§ **Activity**
Copy every line of the data that contains the string "Live".
Start of Block
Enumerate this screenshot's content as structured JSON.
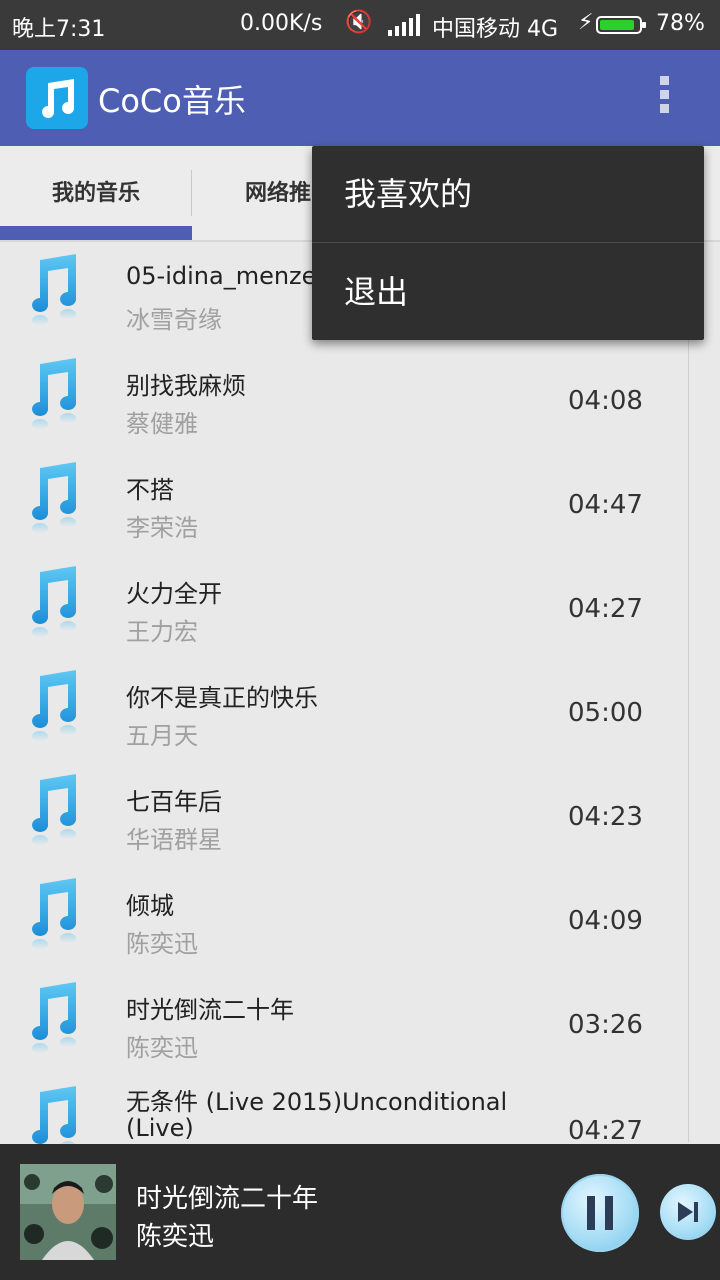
{
  "status_bar": {
    "time": "晚上7:31",
    "net_speed": "0.00K/s",
    "carrier": "中国移动 4G",
    "battery": "78%",
    "battery_level": 0.78
  },
  "app_bar": {
    "title": "CoCo音乐",
    "brand_color": "#4e5fb3"
  },
  "tabs": [
    {
      "label": "我的音乐",
      "selected": true
    },
    {
      "label": "网络推",
      "selected": false
    }
  ],
  "dropdown_menu": {
    "items": [
      "我喜欢的",
      "退出"
    ]
  },
  "songs": [
    {
      "title": "05-idina_menze",
      "artist": "冰雪奇缘",
      "duration": ""
    },
    {
      "title": "别找我麻烦",
      "artist": "蔡健雅",
      "duration": "04:08"
    },
    {
      "title": "不搭",
      "artist": "李荣浩",
      "duration": "04:47"
    },
    {
      "title": "火力全开",
      "artist": "王力宏",
      "duration": "04:27"
    },
    {
      "title": "你不是真正的快乐",
      "artist": "五月天",
      "duration": "05:00"
    },
    {
      "title": "七百年后",
      "artist": "华语群星",
      "duration": "04:23"
    },
    {
      "title": "倾城",
      "artist": "陈奕迅",
      "duration": "04:09"
    },
    {
      "title": "时光倒流二十年",
      "artist": "陈奕迅",
      "duration": "03:26"
    },
    {
      "title": "无条件 (Live 2015)Unconditional",
      "title_line2": "(Live)",
      "artist": "",
      "duration": "04:27"
    }
  ],
  "now_playing": {
    "title": "时光倒流二十年",
    "artist": "陈奕迅"
  },
  "icons": {
    "app_logo": "music-note-icon",
    "song": "music-note-icon",
    "menu": "overflow-menu-icon",
    "pause": "pause-icon",
    "next": "skip-next-icon"
  }
}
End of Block
§ **Expected answer**
      "title": "无条件 (Live 2015)Unconditional",
      "title_line2": "(Live)",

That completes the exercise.